Of course, the popularity of a religion doesn't determine the truth of its claims. But if the numbers are anything to go by, it looks from the outside as if Islam is transforming lives in a more convincing way than a personal relationship with Jesus is.
The article continues by comparing Christianity to other religions. Of course, if Buddhism is false, that says nothing about the truth of Christianity.
William Lane Craig's criticism of Hinduism as "inconsistent" belies a fundamental misunderstanding of Hinduism. It's like saying "Western philosophy is inconsistent, and therefore all false." Hinduism is not analogous to Christianity. It is a family of religions and philosophies with a history that connects them. It has never been a single religion; it is a mixture of many older religions. Some Hindus believe in many gods. Some believe in one God. Some believe that Brahman pervades reality, but is not a being in the sense that Jawheh is a being. Schools of atheist Hinduism date back to the fourth century. If Craig wanted to evaluate the "consistency" or "logic" of one of the philosophies or faiths within Hinduism, he would first need to pick one, and then he'd be in a position to analyse it.
The article states, "[The Bible's] claim to be the inspired Word of God is backed by historical, mathematical and scientific evidence." Well, so far we have covered "there are historical accuracies in the Bible" (true), and "there are lots of cool numbers (and names) hidden in the Bible" (true, and also in the Qur'an, not to mention pretty much any other long document you care to choose). What I'm really looking for is evidence! We can trust the Bible if, and only if, we have evidence for the divinity and literal resurrection of Jesus.
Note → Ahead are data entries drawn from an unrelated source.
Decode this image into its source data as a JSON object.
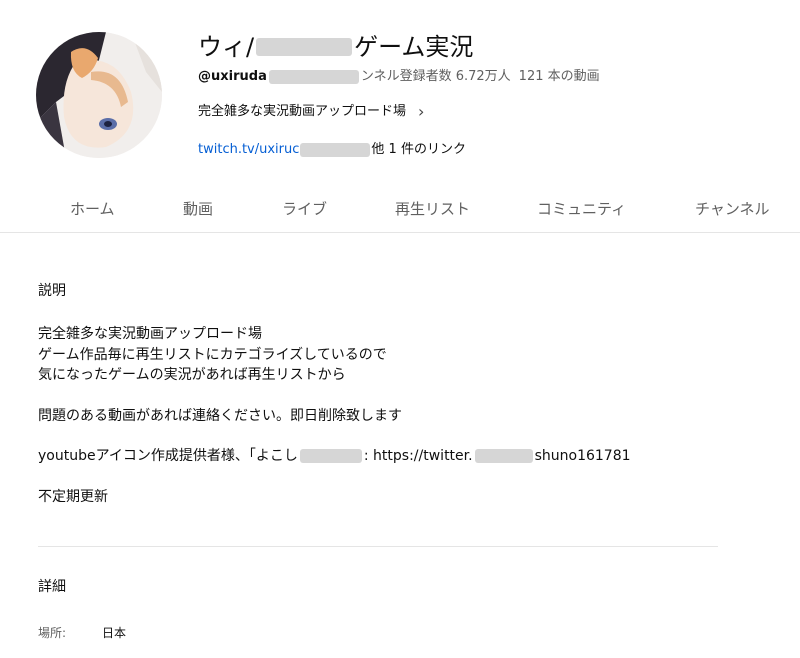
{
  "channel": {
    "title_start": "ウィ/",
    "title_end": "ゲーム実況",
    "handle": "@uxiruda",
    "meta_after_redaction": "ンネル登録者数 6.72万人",
    "video_count": "121 本の動画",
    "tagline": "完全雑多な実況動画アップロード場",
    "link_url": "twitch.tv/uxiruc",
    "link_more": "他 1 件のリンク"
  },
  "tabs": [
    "ホーム",
    "動画",
    "ライブ",
    "再生リスト",
    "コミュニティ",
    "チャンネル"
  ],
  "about": {
    "section_title": "説明",
    "lines_1": [
      "完全雑多な実況動画アップロード場",
      "ゲーム作品毎に再生リストにカテゴライズしているので",
      "気になったゲームの実況があれば再生リストから"
    ],
    "line_2": "問題のある動画があれば連絡ください。即日削除致します",
    "credit_start": "youtubeアイコン作成提供者様、「よこし",
    "credit_mid": ": https://twitter.",
    "credit_end": "shuno161781",
    "line_4": "不定期更新",
    "details_title": "詳細",
    "location_label": "場所:",
    "location_value": "日本"
  }
}
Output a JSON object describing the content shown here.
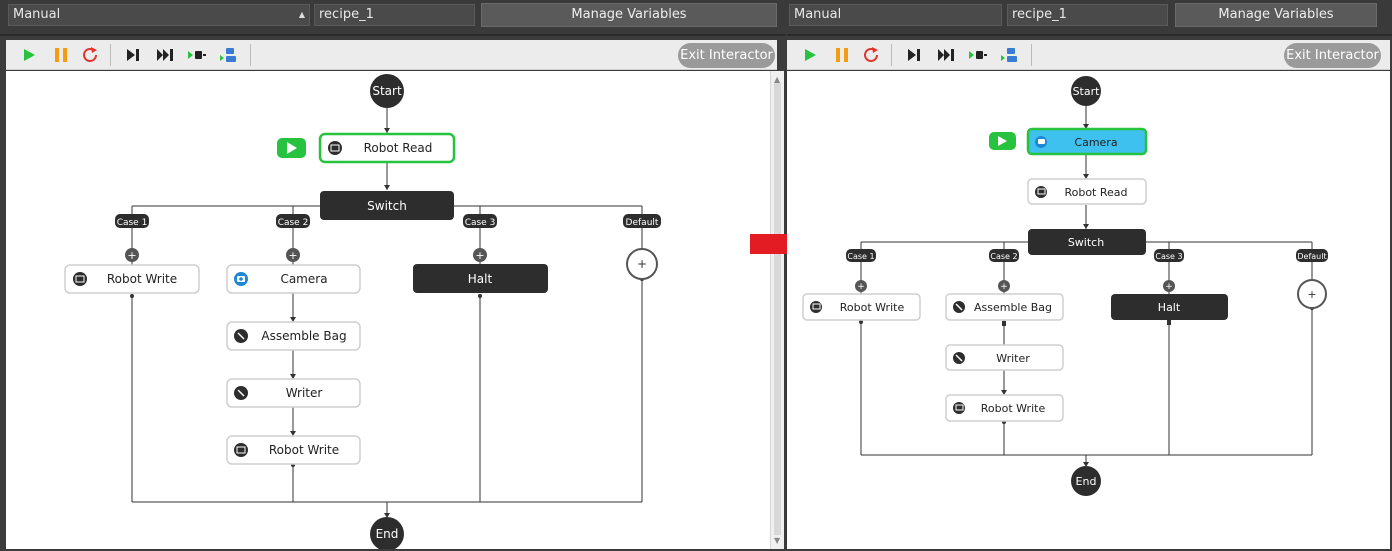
{
  "left": {
    "mode_select": "Manual",
    "recipe_select": "recipe_1",
    "manage_variables": "Manage Variables",
    "exit_interactor": "Exit Interactor",
    "nodes": {
      "start": "Start",
      "robot_read": "Robot Read",
      "switch": "Switch",
      "case1": "Case 1",
      "case2": "Case 2",
      "case3": "Case 3",
      "default": "Default",
      "robot_write_1": "Robot Write",
      "camera": "Camera",
      "assemble_bag": "Assemble Bag",
      "writer": "Writer",
      "robot_write_2": "Robot Write",
      "halt": "Halt",
      "add": "+",
      "end": "End"
    }
  },
  "right": {
    "mode_select": "Manual",
    "recipe_select": "recipe_1",
    "manage_variables": "Manage Variables",
    "exit_interactor": "Exit Interactor",
    "nodes": {
      "start": "Start",
      "camera": "Camera",
      "robot_read": "Robot Read",
      "switch": "Switch",
      "case1": "Case 1",
      "case2": "Case 2",
      "case3": "Case 3",
      "default": "Default",
      "robot_write_1": "Robot Write",
      "assemble_bag": "Assemble Bag",
      "writer": "Writer",
      "robot_write_2": "Robot Write",
      "halt": "Halt",
      "add": "+",
      "end": "End"
    }
  },
  "colors": {
    "play_green": "#27c23e",
    "pause_orange": "#f39c12",
    "restart_red": "#e0352b",
    "active_outline": "#27c23e",
    "camera_active_fill": "#3fc1f0",
    "dark_node": "#2d2d2d",
    "arrow_red": "#e31b23"
  }
}
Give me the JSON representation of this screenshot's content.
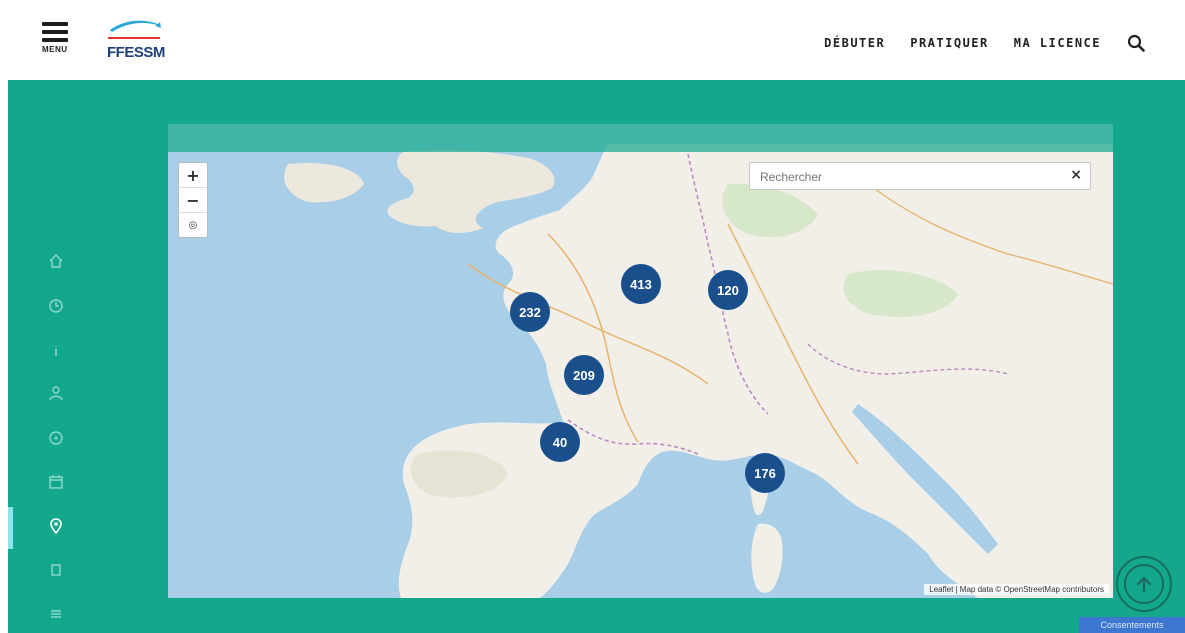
{
  "header": {
    "menu_label": "MENU",
    "logo_text": "FFESSM",
    "nav": [
      {
        "label": "DÉBUTER"
      },
      {
        "label": "PRATIQUER"
      },
      {
        "label": "MA LICENCE"
      }
    ],
    "search_icon": "search-icon"
  },
  "side_rail": {
    "icons": [
      "home-icon",
      "clock-icon",
      "info-icon",
      "user-icon",
      "compass-icon",
      "calendar-icon",
      "location-pin-icon",
      "document-icon",
      "list-icon"
    ],
    "active_index": 6
  },
  "map": {
    "info_text": "",
    "search_placeholder": "Rechercher",
    "zoom_in": "+",
    "zoom_out": "−",
    "locate": "◎",
    "clear": "×",
    "attribution": "Leaflet | Map data © OpenStreetMap contributors",
    "clusters": [
      {
        "count": "413"
      },
      {
        "count": "120"
      },
      {
        "count": "232"
      },
      {
        "count": "209"
      },
      {
        "count": "40"
      },
      {
        "count": "176"
      }
    ]
  },
  "cookie_label": "Consentements",
  "colors": {
    "teal": "#13a88b",
    "cluster": "#1a4f8c",
    "brand_blue": "#1e3f7a"
  }
}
I've looked. All I've found so far is "Jesus said He is God", and "a bunch of Christians told me they saw Jesus alive after He was dead." And a whole lot of "I know He's alive because I can feel Him in my heart" -- but, curiously, the guy they feel in their heart always has the same political viewpoint as them, and they don't all have the same political viewpoint as each other. So it's almost as if the guy they feel in their heart is actually themselves.
The article ends with "Why should I choose Jesus?" And the answer it proposes is because Jesus showed us through His words and actions that His Father is the answer to all questions of the heart and needs of the soul.
That sounds great. It might even be true, but I'm still looking for that evidence.